Over the summer I was informed of some fantastic news about UT. The UT Austin ALPFA Chapter received the Student Chapter Award for the Central Region! ALPFA is largest Latino association for business professionals and students with chapters nationwide. Every year they chose a student chapter from each region and this year, it was UT! I am increasingly humbled and honored to be a part of this school when I learn about all of the accomplishments and accolades that UT is constantly bringing in.
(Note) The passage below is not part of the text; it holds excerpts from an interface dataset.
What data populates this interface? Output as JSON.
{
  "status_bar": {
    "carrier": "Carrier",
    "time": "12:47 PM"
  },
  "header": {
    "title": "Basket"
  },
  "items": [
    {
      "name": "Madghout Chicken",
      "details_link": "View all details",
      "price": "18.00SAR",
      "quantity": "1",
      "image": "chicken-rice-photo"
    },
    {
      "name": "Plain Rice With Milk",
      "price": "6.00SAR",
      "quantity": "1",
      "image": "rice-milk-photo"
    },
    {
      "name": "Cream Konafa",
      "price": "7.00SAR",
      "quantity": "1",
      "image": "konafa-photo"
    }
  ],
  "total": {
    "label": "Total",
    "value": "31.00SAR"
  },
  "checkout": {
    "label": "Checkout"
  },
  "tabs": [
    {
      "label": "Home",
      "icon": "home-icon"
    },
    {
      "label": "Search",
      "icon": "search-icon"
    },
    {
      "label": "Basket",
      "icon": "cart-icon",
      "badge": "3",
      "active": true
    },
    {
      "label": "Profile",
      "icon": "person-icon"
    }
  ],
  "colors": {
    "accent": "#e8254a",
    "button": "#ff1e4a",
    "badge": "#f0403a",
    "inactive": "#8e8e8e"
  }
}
Another tidbit of exciting news this summer was the selection of the winners for the 2012 Regents’ Outstanding Teaching Awards. This year, two McCombs professors were honorable recipients, Anitesh Barua and Steven Kachelmeier. I had the opportunity to take an MPA class with Professor Kachelmeier last semester and it is great to see a familiar professor receive this award! In the article, Professor Kachelmeier is quoted regarding the importance of passion in a teaching role saying, “If a teacher is not passionate about the subject matter, one can hardly expect students to feel otherwise.” Passion about the subject is something that I really value in a professor and if you are new to McCombs this year, you can certainly expect to see passion for their subject is key to McCombs professors.

Spreading Light

I’m sure I’m not the only one who has been shocked and dismayed at the news reports of our military’s horrific treatment of Afghans. The recent outbreak of these stories on top of an onslaught of reports regarding the poor treatment of US citizens at the hands of fellow Americans causes me to ask the question, “Is America becoming heartless?”

The Economic Collapse Blog certainly thinks so. The article, “19 Signs that America is Becoming a Heartless Place,” argues that as America has fallen on tough times with the down-trending economy and seemingly endless wars in which we are engaged, Americans have become more cynical and heartless. It then backs this claim with 19 recent American news stories.

The business world especially faces claims of being “heartless.” There are numerous frauds, Ponzi schemes, and immoral decisions led by business professionals that have led to the public perceiving business as “heartless.”

The thought that our country and the business world have become heartless makes me very concerned for the future. Obviously, my peers and I only have so much control in changing the future of our country. Yet, I do have faith in our ability to turn the tide and make the business world a more caring and considerate place.

I say this because McCombs instills the importance of ethical decision making. We value the needs of company stakeholders and community participants. Continue reading Spreading Light